Proteins, they are vital to human life, approximately 18% of the body is composed of them (Fullick, 1994). They have many functions of which two and their structure will be discussed during this essay.
Proteins are made from amino acids which are considered the ‘building blocks’ of life. Below is an example (Figure one) of an amino acid, adapted from Boyle and Senior (Human biology, 2008, p.46).
Figure 1. Structure of amino acid
O R H
C C N
HO H H
As the example shows, the amino is made from oxygen (O), carbon (c), nitrogen (N). The element ‘R’ is known as the variable group. It differs between amino acids.
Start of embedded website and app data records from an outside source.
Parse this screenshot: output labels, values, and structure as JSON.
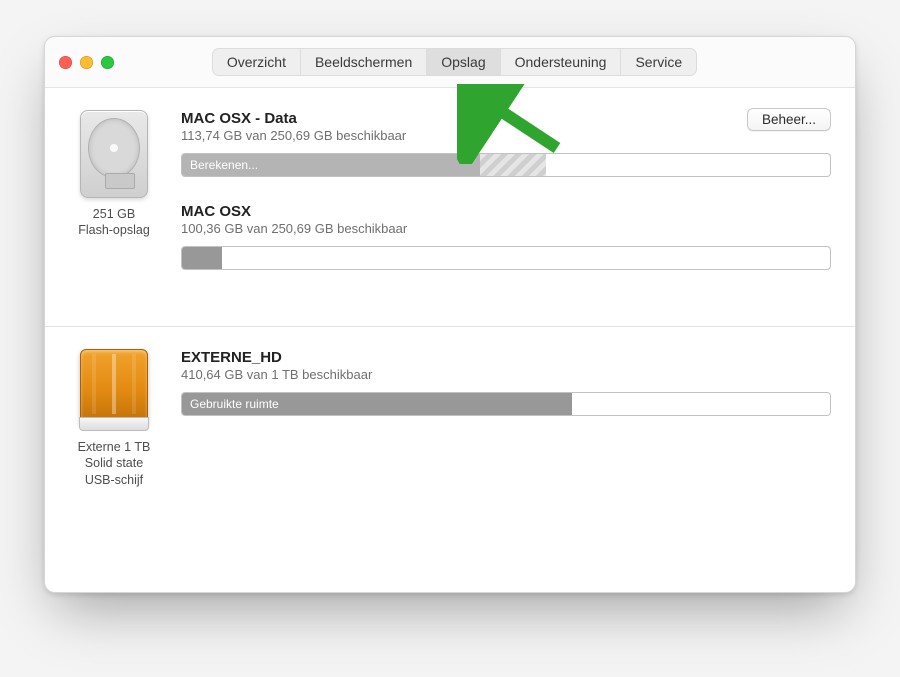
{
  "tabs": {
    "overview": "Overzicht",
    "displays": "Beeldschermen",
    "storage": "Opslag",
    "support": "Ondersteuning",
    "service": "Service",
    "active": "storage"
  },
  "manage_button_label": "Beheer...",
  "drives": {
    "internal": {
      "label_line1": "251 GB",
      "label_line2": "Flash-opslag"
    },
    "external": {
      "label_line1": "Externe 1 TB",
      "label_line2": "Solid state",
      "label_line3": "USB-schijf"
    }
  },
  "volumes": {
    "data": {
      "name": "MAC OSX - Data",
      "subtitle": "113,74 GB van 250,69 GB beschikbaar",
      "segment_label": "Berekenen...",
      "used_pct": 46,
      "hatch_pct": 9
    },
    "system": {
      "name": "MAC OSX",
      "subtitle": "100,36 GB van 250,69 GB beschikbaar",
      "used_pct": 5
    },
    "ext": {
      "name": "EXTERNE_HD",
      "subtitle": "410,64 GB van 1 TB beschikbaar",
      "segment_label": "Gebruikte ruimte",
      "used_pct": 59
    }
  },
  "annotation_arrow_color": "#2fa52f"
}
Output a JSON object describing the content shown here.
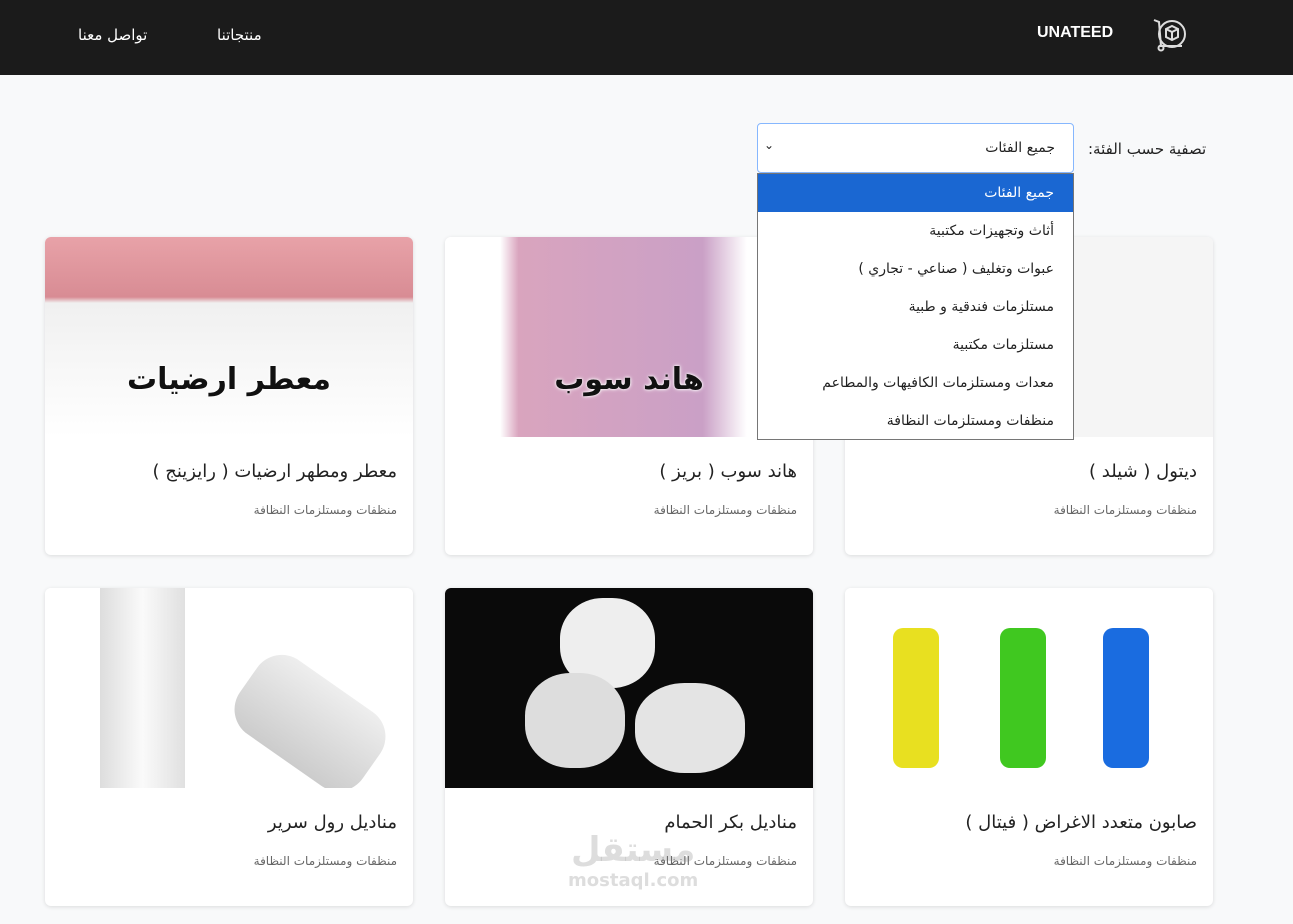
{
  "nav": {
    "brand": "UNATEED",
    "links": [
      "منتجاتنا",
      "تواصل معنا"
    ]
  },
  "filter": {
    "label": "تصفية حسب الفئة:",
    "selected": "جميع الفئات",
    "options": [
      "جميع الفئات",
      "أثاث وتجهيزات مكتبية",
      "عبوات وتغليف ( صناعي - تجاري )",
      "مستلزمات فندقية و طبية",
      "مستلزمات مكتبية",
      "معدات ومستلزمات الكافيهات والمطاعم",
      "منظفات ومستلزمات النظافة"
    ]
  },
  "products": [
    {
      "title": "ديتول ( شيلد )",
      "category": "منظفات ومستلزمات النظافة",
      "overlay": ""
    },
    {
      "title": "هاند سوب ( بريز )",
      "category": "منظفات ومستلزمات النظافة",
      "overlay": "هاند سوب"
    },
    {
      "title": "معطر ومطهر ارضيات ( رايزينج )",
      "category": "منظفات ومستلزمات النظافة",
      "overlay": "معطر ارضيات"
    },
    {
      "title": "صابون متعدد الاغراض ( فيتال )",
      "category": "منظفات ومستلزمات النظافة",
      "overlay": ""
    },
    {
      "title": "مناديل بكر الحمام",
      "category": "منظفات ومستلزمات النظافة",
      "overlay": ""
    },
    {
      "title": "مناديل رول سرير",
      "category": "منظفات ومستلزمات النظافة",
      "overlay": ""
    }
  ],
  "watermark": {
    "arabic": "مستقل",
    "latin": "mostaql.com"
  }
}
When they come together the form what is called a peptide bond. They react to other amino acids and the reaction is known as condensation reaction, water is also formed during this process. They form dipeptide bonds then a polypeptide, this when more than three amino acids bond, which in turn forms a protein, like so;
Amino Acid- Peptide bond- Dipeptide bond- Polypeptide bond- Protein.
The first structure of protein regards the number and the formation the amino acids are sequenced. These chains of amino acids are bound together by peptide bonds in what is called a polypeptide chain. (Boyle & Senior 2008, p.47) give an example of a simple protein polypeptide chain.
Alanine- Histidine- Phenylalanine- Glutamine- Cysteine
They do note however, that a small protein would normally consist of as little as 51 amino acids and not five, but for illustration purposes five are used.
Figure two shows the primary structure.
What the protein will be is determined by the sequence of the amino acids in the chain. Figure Two (www.studyblue.com)
The secondary structure is what happen when the amino acids begin to join together and fold. This is due to what is known as iconic bonding, a combination of metals and non-metals and hydrogen bonds. The resulting shapes can take two forms; α helix, which can be described analogously to a spiral staircase and β pleated sheet, similar to a sheet of cardboard with bumps across it. Figure three shows this.
The tertiary structure is where most proteins cease developing. This stage witnesses the forming of the proteins three dimensional shape. Both the helix and pleated sheet twist and turn, then when combined form a globular shape. As noted by Boyle and Senior (Boyle and Senior, 2008, p.48), the tertiary structure is vital for the protein to function. The structure of the protein reinforces it, thus giving it more strength. As noted this were proteins stop developing, as if a protein consists of just one polypeptide this will become its final stage. In figure four the two forms, helix and the pleated shape can be seen together.
Figure 4. α helix and ß pleated sheet
For proteins that advance to this stage, it is due to the protein consisting of more than one polypeptide chain. Boyle and Senior (2008, p.49) note that this stage occurs when several polypeptide chains combine with non-proteins to make it an extremely complex molecule. These non-protein groups can be also known as prosthetic. The polypeptides will contain the same amount of amino acids too. Figure five shows the final stage of structure.
Figure 5. Quaternary structure
The first function of a protein that will discussed is its function as an enzyme.
The enzyme is vital to humans. Their primary…